The Sami mimicked the wildlife, they were a transient people following the reindeer herd and taking what they could when they could. “Civilization” as spread by Europeans and Christianity practiced settlement. As such, they would see life as hard in the Arctic. I suspect the Sami just saw it as life.
This weekend was the Sami Festival in Tromsø. I supposed the Sami have been cooped and made to yield to the larger society of laws like everybody else. Things like defined property rights, driver’s licenses, and rules for commerce are as much a part of Sami life as for anyone. Still, I enjoyed getting an education about traditional and contemporary Sami life and how “the nature,” as our host said is recognized as the true arbiter of fat or lean times.
The products of nature were on display all weekend. Fur coats shimmered on the body of many a lady. A statue remembered whaling. Icons of reindeer were abundant enough to compose their own herd. Nature for sale, but with limits. The limits were not part of the products inasmuch as cultural paradigms from the practitioners-civilization. Just because it’s possible from nature doesn’t mean you can sell it. And just because someone can sell it doesn’t mean you can buy it.
The monochromatic heroes of the Arctic wore sealskin, look up of the old pictures.
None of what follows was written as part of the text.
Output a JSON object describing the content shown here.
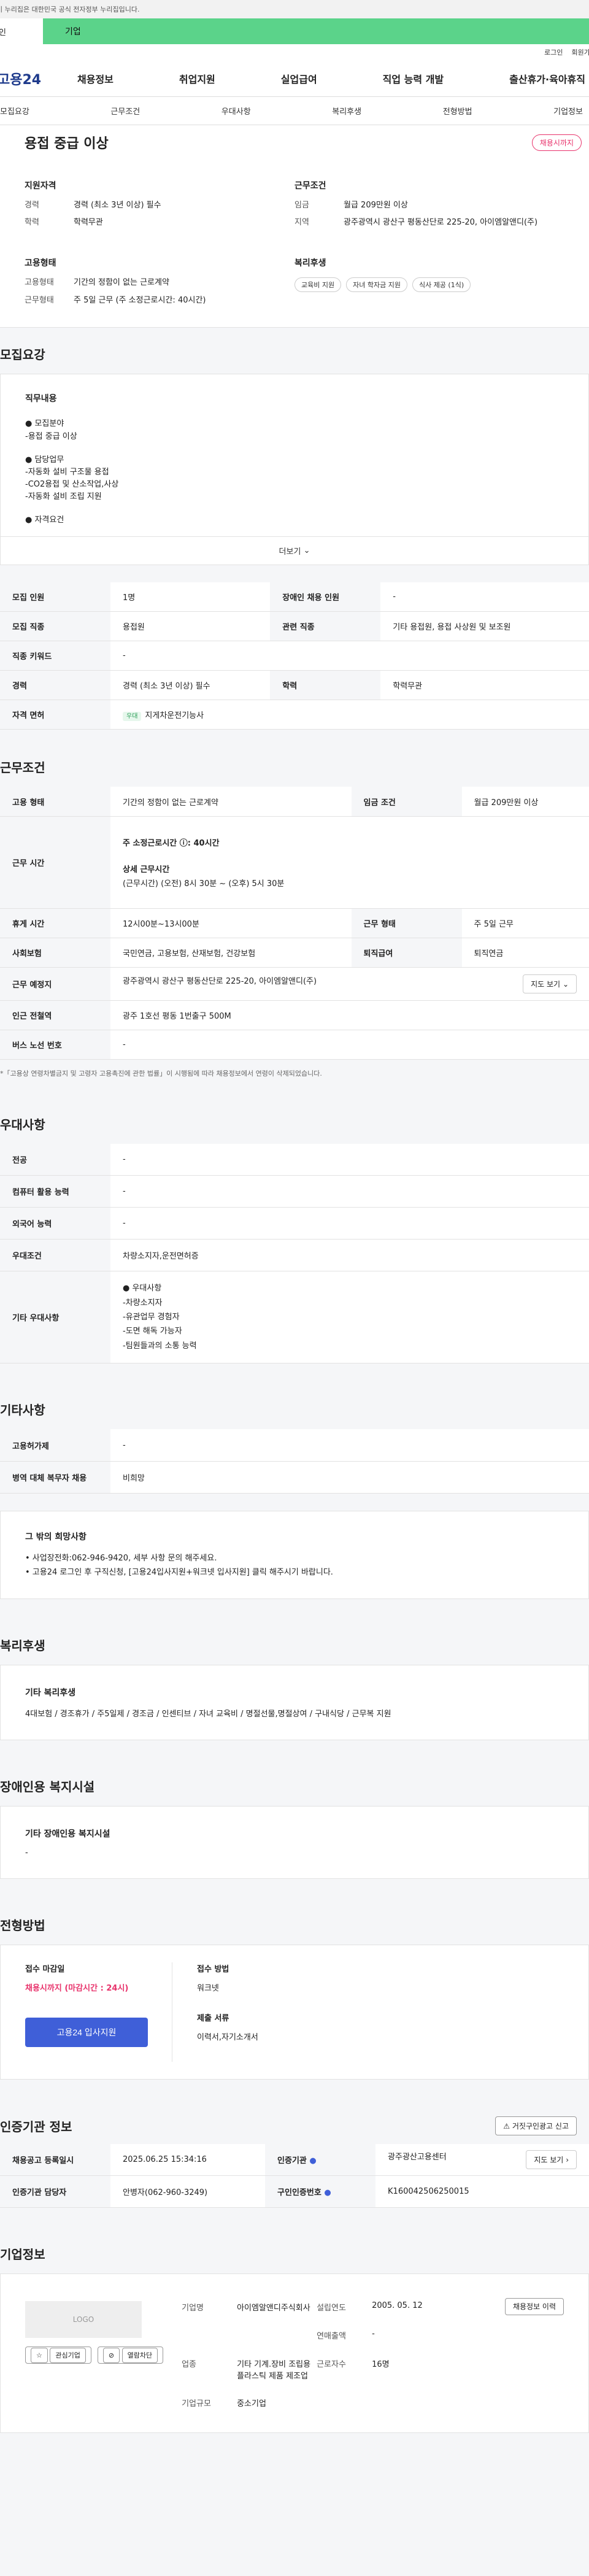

Seals make for wet conditions what reindeer do for dry, perfect materials for the arctic winter. Modern materials made from petroleum were unknow. Today, faux fur ruffs can appoint your coat. Jackets “proof” of everything including spectral subtlety are ubiquitous. But coming from petroleum I wonder just how “good” they can be?
In Norway, reindeer and sealskin products are varied, aplenty, and legal. The United States holds that seals are at-risk and all skins illegal: Laws of men at odds, laws of nature indifferent. My beautiful boots, grey with dark spots are possible and impossible. The vendor at the street market had a beguiling display. But if I brought those into the country, then I would lose them to Customs. I would never to see them again, according to the law.
Looking up, looking ahead, and keeping my pencil sharp..